In the film, Deadpool captures Fred Savage (who starred as the little boy in “Princess Bride”) and tells him a storybook version of the film editing out the portions that made the film rated R.
But on that front, the film may have made a misstep with its advertising campaign. The poster for the film bears a strong resemblance to a painting commissioned by the Church of Jesus Christ:
The painting by Harry Anderson is a common one found in the chapels and homes of members of the Church (it hangs in my local chapel.)
Cassidy Carter found replacing Jesus with the profane superhero to be in bad taste and has appealed to the director, Tim Miller, to replace the advertising. The petition now has more than 30,000 signatures.
My take on the petition?
I largely agree with the critics on this one. One of the main purposes of this blog is pointing out discrimination against Latter-day Saints, and even I struggle to get too upset over this one.
I mean the movie is a re-release of the film, so the advertising crew got the cute idea to compare it to another more famous second coming. They probably googled “Second Coming Painting” and guess what comes up first?
I honestly doubt there was any more purposeful animus against Latter-day Saints than that.
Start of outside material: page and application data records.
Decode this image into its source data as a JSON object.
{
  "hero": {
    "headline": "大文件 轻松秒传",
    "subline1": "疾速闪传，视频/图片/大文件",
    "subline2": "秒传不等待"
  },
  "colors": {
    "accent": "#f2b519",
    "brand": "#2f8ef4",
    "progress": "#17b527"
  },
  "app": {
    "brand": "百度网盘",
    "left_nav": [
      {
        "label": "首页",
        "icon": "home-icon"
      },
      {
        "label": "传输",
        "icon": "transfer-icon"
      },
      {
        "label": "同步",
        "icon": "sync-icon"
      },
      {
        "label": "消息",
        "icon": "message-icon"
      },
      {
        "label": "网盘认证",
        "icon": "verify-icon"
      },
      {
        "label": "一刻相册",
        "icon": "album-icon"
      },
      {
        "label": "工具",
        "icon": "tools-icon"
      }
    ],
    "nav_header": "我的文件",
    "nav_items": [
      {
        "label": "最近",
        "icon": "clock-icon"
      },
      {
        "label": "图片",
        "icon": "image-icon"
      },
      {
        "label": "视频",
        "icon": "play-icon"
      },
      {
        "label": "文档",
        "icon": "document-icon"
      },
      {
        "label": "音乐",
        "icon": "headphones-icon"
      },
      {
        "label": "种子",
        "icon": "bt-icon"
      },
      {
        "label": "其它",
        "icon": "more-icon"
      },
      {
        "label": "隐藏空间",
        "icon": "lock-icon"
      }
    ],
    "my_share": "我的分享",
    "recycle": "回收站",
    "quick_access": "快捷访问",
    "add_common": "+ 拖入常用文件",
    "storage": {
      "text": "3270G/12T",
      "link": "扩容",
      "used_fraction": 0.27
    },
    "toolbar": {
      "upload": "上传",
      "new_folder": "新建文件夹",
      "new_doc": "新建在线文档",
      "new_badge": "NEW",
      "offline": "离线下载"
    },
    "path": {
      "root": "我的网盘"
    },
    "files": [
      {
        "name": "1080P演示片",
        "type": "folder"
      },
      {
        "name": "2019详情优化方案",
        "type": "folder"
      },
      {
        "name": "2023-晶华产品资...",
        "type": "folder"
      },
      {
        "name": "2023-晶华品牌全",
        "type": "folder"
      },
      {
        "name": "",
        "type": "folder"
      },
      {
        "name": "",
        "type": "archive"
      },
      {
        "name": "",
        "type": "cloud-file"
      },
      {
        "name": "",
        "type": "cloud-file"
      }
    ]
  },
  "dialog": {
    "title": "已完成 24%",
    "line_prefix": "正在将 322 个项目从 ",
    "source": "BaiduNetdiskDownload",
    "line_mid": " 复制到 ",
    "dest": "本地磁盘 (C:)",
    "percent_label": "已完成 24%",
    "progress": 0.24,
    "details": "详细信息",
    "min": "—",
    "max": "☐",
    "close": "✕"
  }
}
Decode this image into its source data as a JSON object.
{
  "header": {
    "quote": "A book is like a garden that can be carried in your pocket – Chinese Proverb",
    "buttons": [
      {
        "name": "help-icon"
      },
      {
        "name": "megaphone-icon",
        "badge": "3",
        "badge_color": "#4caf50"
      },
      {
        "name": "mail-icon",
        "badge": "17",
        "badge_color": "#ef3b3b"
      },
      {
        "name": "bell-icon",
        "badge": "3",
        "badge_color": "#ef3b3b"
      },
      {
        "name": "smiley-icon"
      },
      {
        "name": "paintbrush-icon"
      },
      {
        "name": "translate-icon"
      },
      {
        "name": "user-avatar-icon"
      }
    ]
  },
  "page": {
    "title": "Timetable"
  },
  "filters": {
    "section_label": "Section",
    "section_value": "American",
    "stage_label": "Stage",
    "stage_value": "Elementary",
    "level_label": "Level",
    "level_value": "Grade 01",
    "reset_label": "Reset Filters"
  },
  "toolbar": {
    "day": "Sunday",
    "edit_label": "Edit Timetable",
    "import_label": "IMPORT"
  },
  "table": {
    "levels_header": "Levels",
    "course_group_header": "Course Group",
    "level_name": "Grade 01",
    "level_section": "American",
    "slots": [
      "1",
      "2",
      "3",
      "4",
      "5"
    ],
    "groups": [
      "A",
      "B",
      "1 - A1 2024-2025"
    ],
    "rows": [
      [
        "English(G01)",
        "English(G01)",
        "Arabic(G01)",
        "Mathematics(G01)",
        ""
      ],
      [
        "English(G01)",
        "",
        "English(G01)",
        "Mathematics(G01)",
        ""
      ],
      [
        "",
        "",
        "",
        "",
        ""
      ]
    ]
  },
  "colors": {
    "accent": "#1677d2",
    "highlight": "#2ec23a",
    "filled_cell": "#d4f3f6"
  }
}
And honestly, with the purposefully offensive character at the center of the film, I can’t imagine much press they’d like more than “The Mormons Think We’re Being Offensive.” This petition plays right into the brand Deadpool tries to cultivate.
I understand how instinctively upsetting it is to see the Savior removed from a painting, and our desire to stand up for Him. I just don’t think it’s a useful fight.
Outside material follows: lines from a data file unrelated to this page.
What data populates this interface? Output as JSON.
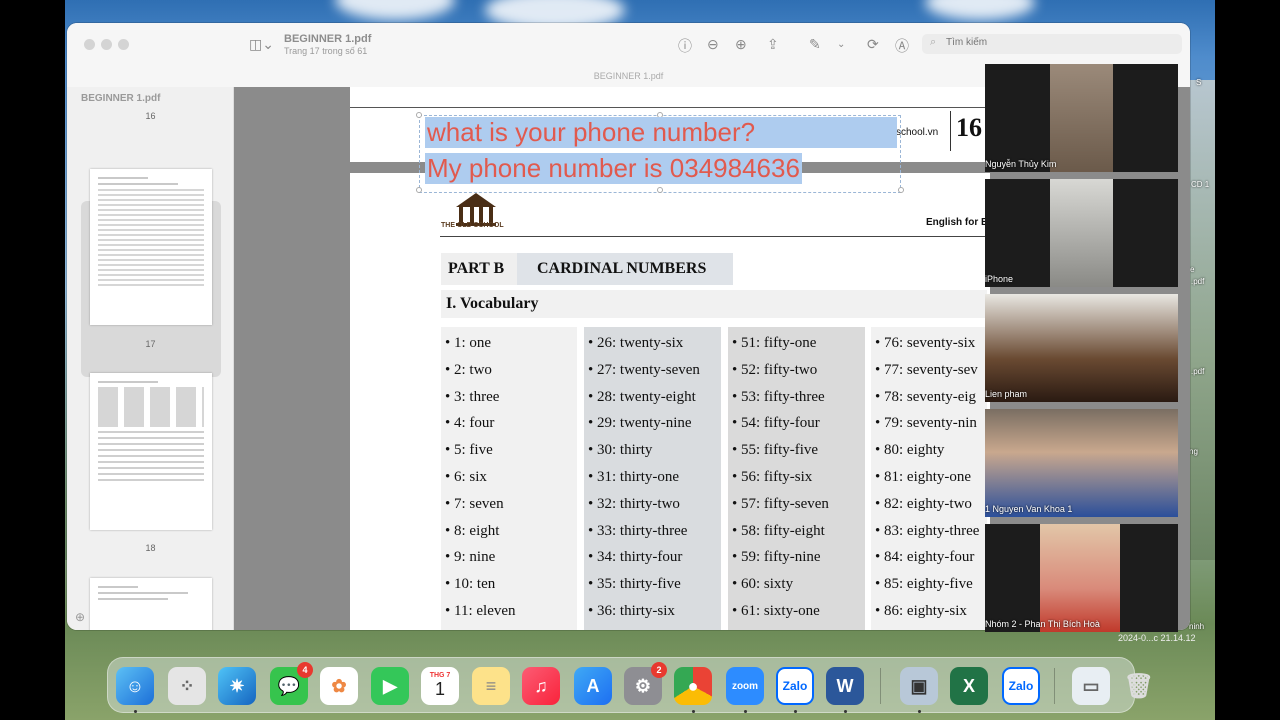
{
  "window": {
    "doc_title": "BEGINNER 1.pdf",
    "doc_subtitle": "Trang 17 trong số 61",
    "tab_title": "BEGINNER 1.pdf",
    "search_placeholder": "Tìm kiếm"
  },
  "sidebar": {
    "title": "BEGINNER 1.pdf",
    "pages": [
      "16",
      "17",
      "18"
    ]
  },
  "annotation": {
    "line1": "what is your phone number?",
    "line2": "My phone number is 034984636"
  },
  "page_header": {
    "site": "school.vn",
    "page_number": "16",
    "logo_text": "THE OLD SCHOOL",
    "english_for": "English for Eld"
  },
  "section": {
    "part_tag": "PART B",
    "part_title": "CARDINAL NUMBERS",
    "vocab_title": "I. Vocabulary"
  },
  "vocabulary_columns": [
    [
      "• 1: one",
      "• 2: two",
      "• 3: three",
      "• 4: four",
      "• 5: five",
      "• 6: six",
      "• 7: seven",
      "• 8: eight",
      "• 9: nine",
      "• 10: ten",
      "• 11: eleven"
    ],
    [
      "• 26: twenty-six",
      "• 27: twenty-seven",
      "• 28: twenty-eight",
      "• 29: twenty-nine",
      "• 30: thirty",
      "• 31: thirty-one",
      "• 32: thirty-two",
      "• 33: thirty-three",
      "• 34: thirty-four",
      "• 35: thirty-five",
      "• 36: thirty-six"
    ],
    [
      "• 51: fifty-one",
      "• 52: fifty-two",
      "• 53: fifty-three",
      "• 54: fifty-four",
      "• 55: fifty-five",
      "• 56: fifty-six",
      "• 57: fifty-seven",
      "• 58: fifty-eight",
      "• 59: fifty-nine",
      "• 60: sixty",
      "• 61: sixty-one"
    ],
    [
      "• 76: seventy-six",
      "• 77: seventy-sev",
      "• 78: seventy-eig",
      "• 79: seventy-nin",
      "• 80: eighty",
      "• 81: eighty-one",
      "• 82: eighty-two",
      "• 83: eighty-three",
      "• 84: eighty-four",
      "• 85: eighty-five",
      "• 86: eighty-six"
    ]
  ],
  "participants": [
    {
      "name": "Nguyễn Thủy Kim"
    },
    {
      "name": "iPhone"
    },
    {
      "name": "Lien pham"
    },
    {
      "name": "1 Nguyen Van Khoa 1"
    },
    {
      "name": "Nhóm 2 - Phan Thị Bích Hoà"
    }
  ],
  "background_labels": {
    "s": "S",
    "cd1": "CD 1",
    "pdf1": ".pdf",
    "pdf2": ".pdf",
    "e": "e",
    "ng": "ng",
    "ninh": "ninh",
    "clock": "2024-0...c 21.14.12"
  },
  "dock": {
    "messages_badge": "4",
    "settings_badge": "2",
    "calendar_month": "THG 7",
    "calendar_day": "1",
    "zoom_label": "zoom",
    "zalo_label": "Zalo",
    "word_label": "W",
    "excel_label": "X"
  },
  "colors": {
    "annotation_text": "#e15a4e",
    "annotation_highlight": "#aeccef",
    "part_bg": "#dfe3e8"
  }
}
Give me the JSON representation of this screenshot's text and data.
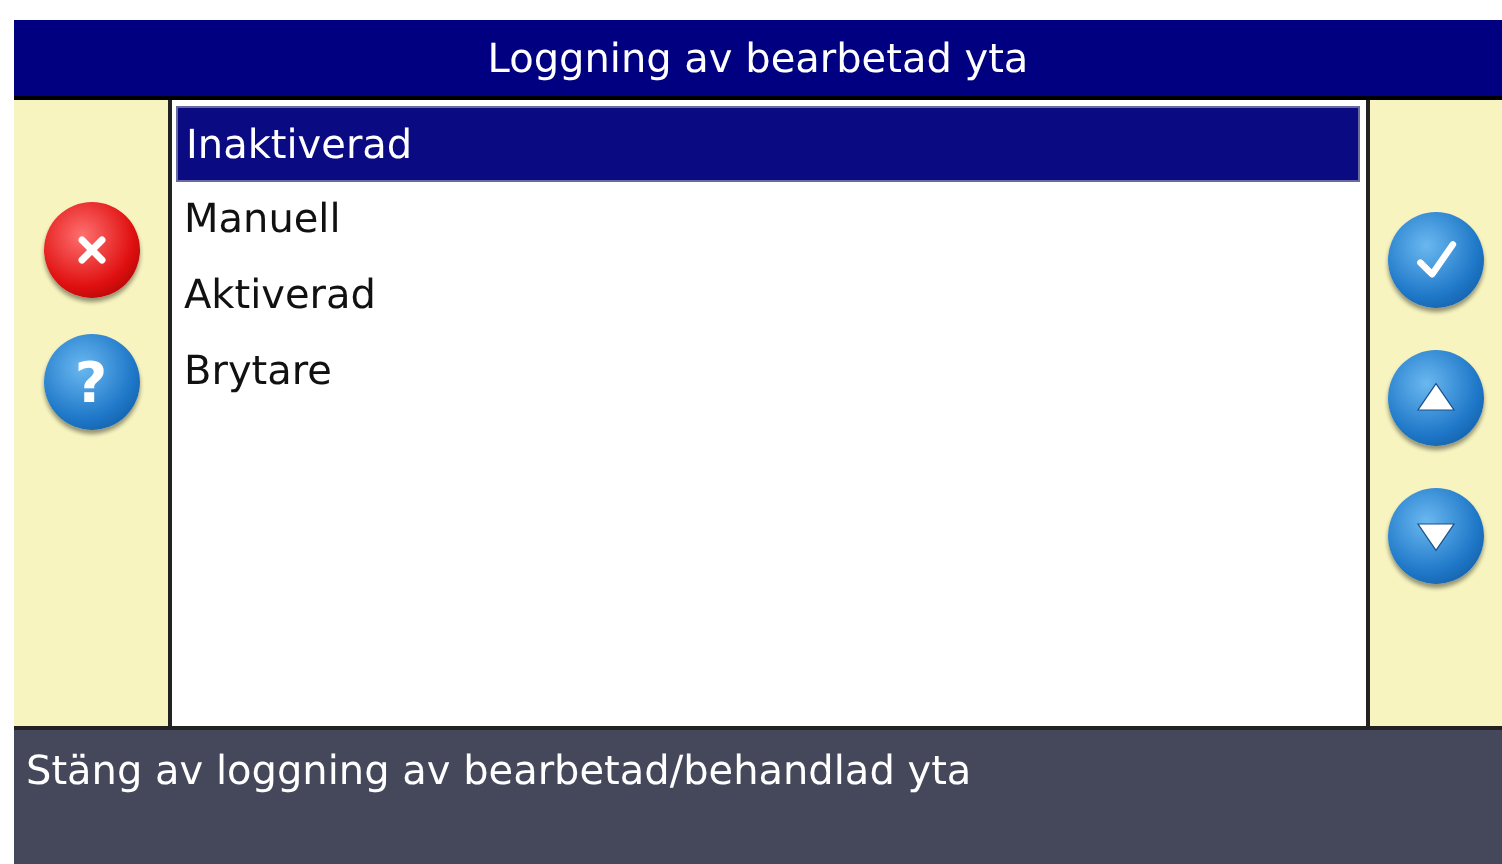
{
  "window": {
    "title": "Loggning av bearbetad yta"
  },
  "left_buttons": [
    {
      "kind": "cancel"
    },
    {
      "kind": "help",
      "glyph": "?"
    }
  ],
  "list": [
    {
      "label": "Inaktiverad",
      "selected": true
    },
    {
      "label": "Manuell",
      "selected": false
    },
    {
      "label": "Aktiverad",
      "selected": false
    },
    {
      "label": "Brytare",
      "selected": false
    }
  ],
  "right_buttons": [
    {
      "kind": "ok"
    },
    {
      "kind": "up"
    },
    {
      "kind": "down"
    }
  ],
  "status_bar": "Stäng av loggning av bearbetad/behandlad yta"
}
Now let’s be honest, there is a tremendous opening for mocking Latter-day Saints in our culture that doesn’t extend to many other groups. But this is simply not an example of it. Movie posters are in the business of drawing attention and they have a long history of boring religious iconography to do it. Images specific to our faith are not normally used simply because it wouldn’t resonate with many people. But until we’ve been put through what the horror film industry has put the Catholic church through, I think we can safely just roll our eyes and move on.
That’s my take. Let me know what you think.